And in the fifth stage of development these ideas meet with exactly the same criticism, which can be reduced to a single formula. To psychoanalysis it is said: the principle of unconscious sexuality is indispensable for the explanation of hysterical neuroses, but it can explain neither the composition of the world nor the course of history. To reflexology it is said: we must not make a logical mistake, the reflex is only one single chapter of psychology, but not psychology as a whole and even less, of course, the world in its entirety (Vagner, 1923; Vygotsky, 1925a). To Gestalt psychology it is said: you have found a very valuable principle in your own area. But if thinking consists of no more than the aspects of unity and the integrated whole, i.e., of no more than the Gestalt formula, and this same formula expresses the essence of each organic and even physical process, then the picture of the world becomes, of course, amazingly complete and simple – electricity, gravity, and human thinking are reduced to a common denominator. We must not throw both thinking and relation into one single pot of structures: let it first be shown that it belongs in the same pot as structural functions. The new factor guides a broad though limited area. But as a universal principle it does not stand up to critique. Let the thinking of bold theoreticians in their attempts to explain be characterised by the motto “it's all or nothing.” But as a sound counterpoise the cautious investigator should take account of the stubborn opposition of the facts.
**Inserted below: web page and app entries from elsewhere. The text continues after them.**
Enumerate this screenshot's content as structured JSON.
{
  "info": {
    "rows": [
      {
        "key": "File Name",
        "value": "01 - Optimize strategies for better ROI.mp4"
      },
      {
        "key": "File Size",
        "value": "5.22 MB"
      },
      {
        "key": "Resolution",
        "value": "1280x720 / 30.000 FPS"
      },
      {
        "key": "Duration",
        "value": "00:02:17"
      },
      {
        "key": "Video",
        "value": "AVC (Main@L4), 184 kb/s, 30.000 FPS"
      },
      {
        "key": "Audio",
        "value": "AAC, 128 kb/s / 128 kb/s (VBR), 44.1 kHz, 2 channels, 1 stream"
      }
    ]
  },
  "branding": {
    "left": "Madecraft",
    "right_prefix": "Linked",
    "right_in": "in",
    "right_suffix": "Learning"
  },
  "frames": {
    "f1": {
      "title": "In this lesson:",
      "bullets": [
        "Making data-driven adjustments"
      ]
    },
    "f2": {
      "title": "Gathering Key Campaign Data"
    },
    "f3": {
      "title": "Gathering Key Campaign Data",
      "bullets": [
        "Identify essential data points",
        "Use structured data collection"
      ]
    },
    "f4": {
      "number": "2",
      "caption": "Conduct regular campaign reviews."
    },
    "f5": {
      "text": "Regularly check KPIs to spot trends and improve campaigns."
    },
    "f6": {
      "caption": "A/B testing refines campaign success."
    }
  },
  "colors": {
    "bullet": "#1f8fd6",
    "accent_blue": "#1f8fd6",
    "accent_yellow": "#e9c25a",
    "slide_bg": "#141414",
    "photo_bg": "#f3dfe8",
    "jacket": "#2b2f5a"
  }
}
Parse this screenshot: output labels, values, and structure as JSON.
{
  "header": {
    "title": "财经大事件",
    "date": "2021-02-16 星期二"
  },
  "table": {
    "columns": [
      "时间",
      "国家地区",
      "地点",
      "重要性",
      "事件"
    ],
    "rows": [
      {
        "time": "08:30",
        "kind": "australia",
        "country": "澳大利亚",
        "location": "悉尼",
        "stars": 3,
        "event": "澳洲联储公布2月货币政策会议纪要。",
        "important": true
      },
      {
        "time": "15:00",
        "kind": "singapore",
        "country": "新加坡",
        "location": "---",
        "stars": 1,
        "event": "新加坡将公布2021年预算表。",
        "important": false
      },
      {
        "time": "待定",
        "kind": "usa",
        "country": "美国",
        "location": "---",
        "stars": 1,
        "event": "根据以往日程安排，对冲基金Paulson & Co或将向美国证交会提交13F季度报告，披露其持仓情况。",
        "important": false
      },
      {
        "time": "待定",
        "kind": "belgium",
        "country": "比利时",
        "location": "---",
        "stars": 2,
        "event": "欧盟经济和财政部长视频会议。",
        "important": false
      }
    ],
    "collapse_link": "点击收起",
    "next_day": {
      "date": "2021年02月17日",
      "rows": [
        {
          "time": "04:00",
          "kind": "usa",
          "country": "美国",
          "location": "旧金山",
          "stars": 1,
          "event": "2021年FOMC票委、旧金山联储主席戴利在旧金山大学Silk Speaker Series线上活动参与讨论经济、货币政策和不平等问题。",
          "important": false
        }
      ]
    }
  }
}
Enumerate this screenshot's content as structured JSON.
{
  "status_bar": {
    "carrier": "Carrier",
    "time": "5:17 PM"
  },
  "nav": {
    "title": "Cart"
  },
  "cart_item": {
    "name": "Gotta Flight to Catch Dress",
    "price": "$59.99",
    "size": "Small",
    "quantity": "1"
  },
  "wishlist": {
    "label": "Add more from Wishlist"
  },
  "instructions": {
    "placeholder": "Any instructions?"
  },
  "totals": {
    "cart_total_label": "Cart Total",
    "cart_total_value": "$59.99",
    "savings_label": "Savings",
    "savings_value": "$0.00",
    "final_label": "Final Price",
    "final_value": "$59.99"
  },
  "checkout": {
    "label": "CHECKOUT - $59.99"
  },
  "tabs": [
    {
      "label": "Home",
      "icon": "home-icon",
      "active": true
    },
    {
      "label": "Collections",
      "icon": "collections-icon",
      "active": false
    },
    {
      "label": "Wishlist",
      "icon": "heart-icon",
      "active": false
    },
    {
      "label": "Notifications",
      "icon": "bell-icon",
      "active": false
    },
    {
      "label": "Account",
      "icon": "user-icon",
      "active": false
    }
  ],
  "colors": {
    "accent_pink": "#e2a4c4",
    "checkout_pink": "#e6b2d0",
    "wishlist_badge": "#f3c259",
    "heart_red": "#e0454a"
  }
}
After all, to try and explain everything means to explain nothing.
Doesn't this tendency of each new idea in psychology to turn into a universal law show that psychology really should rest upon universal laws, that all these ideas wait for a master-idea which comes and puts each different, particular idea in its place and indicates its importance? The regularity of the path covered with amazing constancy by the most diverse ideas testifies, of course, to the fact that this path is predetermined by the objective need for an explanatory principle and it is precisely because such a principle is needed and not available that various special principles occupy its place. Psychology, realising that it is a matter of life or death to find a general explanatory principle, grabs for any idea, albeit an unreliable one.
Spinoza  in his “Treatise on the improvement of the understanding” describes a similar state of knowledge:
A sick man struggling with a deadly disease, when he sees that death will surely be upon him unless a remedy is found, is compelled to seek such a remedy with all his strength, inasmuch as his whole hope lies therein.
Vygotsky Internet Archive | Crisis in Psychology | Chapter 5